### What the task requires
Scan the records for "účtu" and copy each line that contains it.

### Dataset rows describing interfaces
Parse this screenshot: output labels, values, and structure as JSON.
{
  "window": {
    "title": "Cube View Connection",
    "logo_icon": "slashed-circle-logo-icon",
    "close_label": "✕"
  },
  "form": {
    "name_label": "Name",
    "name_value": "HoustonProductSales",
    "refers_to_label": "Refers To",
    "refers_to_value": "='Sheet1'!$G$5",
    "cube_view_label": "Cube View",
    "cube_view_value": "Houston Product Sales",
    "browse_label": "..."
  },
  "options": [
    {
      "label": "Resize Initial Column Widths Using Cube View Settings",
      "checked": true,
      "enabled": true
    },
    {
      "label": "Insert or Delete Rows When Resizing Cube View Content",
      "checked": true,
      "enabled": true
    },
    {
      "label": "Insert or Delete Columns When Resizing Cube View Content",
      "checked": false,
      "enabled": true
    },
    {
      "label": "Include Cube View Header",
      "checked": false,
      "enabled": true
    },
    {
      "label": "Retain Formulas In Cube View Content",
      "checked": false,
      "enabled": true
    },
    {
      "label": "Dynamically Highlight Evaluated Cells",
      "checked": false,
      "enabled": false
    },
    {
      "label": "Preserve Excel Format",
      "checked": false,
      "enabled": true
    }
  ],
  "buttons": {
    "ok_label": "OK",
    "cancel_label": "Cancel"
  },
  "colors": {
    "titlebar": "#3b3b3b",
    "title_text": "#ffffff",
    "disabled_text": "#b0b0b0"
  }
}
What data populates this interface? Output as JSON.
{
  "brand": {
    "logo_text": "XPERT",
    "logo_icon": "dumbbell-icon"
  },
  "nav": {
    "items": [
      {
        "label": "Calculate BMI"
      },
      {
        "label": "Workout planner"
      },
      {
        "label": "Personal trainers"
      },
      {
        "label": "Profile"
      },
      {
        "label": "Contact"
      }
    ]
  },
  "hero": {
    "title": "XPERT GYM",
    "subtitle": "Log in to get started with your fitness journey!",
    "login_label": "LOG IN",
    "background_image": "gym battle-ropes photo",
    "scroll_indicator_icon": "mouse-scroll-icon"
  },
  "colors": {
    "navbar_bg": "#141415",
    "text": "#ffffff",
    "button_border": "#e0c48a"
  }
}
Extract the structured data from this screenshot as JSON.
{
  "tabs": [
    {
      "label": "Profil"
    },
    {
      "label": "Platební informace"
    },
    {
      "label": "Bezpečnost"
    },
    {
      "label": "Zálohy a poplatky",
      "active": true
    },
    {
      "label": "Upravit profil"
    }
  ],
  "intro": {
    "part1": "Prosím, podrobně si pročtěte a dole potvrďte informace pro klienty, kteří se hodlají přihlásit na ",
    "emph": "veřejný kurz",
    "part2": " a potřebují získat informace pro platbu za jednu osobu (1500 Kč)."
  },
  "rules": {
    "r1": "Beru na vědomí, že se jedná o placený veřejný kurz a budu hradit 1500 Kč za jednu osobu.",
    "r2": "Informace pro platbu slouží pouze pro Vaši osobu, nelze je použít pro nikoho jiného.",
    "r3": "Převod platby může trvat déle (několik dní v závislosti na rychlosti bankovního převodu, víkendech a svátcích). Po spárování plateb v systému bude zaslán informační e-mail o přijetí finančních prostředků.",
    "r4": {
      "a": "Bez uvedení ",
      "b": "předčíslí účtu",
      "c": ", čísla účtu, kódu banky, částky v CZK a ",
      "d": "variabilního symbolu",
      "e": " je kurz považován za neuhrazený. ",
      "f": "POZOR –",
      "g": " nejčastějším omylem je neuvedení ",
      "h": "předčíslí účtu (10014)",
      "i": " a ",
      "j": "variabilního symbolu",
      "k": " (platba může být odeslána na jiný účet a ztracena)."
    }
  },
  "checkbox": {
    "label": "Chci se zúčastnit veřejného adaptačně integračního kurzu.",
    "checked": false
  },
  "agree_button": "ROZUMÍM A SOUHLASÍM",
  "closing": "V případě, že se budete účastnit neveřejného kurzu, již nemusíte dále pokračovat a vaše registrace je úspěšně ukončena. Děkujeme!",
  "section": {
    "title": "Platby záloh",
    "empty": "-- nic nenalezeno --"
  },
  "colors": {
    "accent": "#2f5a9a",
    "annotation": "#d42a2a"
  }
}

### Result for this task
      "b": "předčíslí účtu",
      "c": ", čísla účtu, kódu banky, částky v CZK a ",
      "h": "předčíslí účtu (10014)",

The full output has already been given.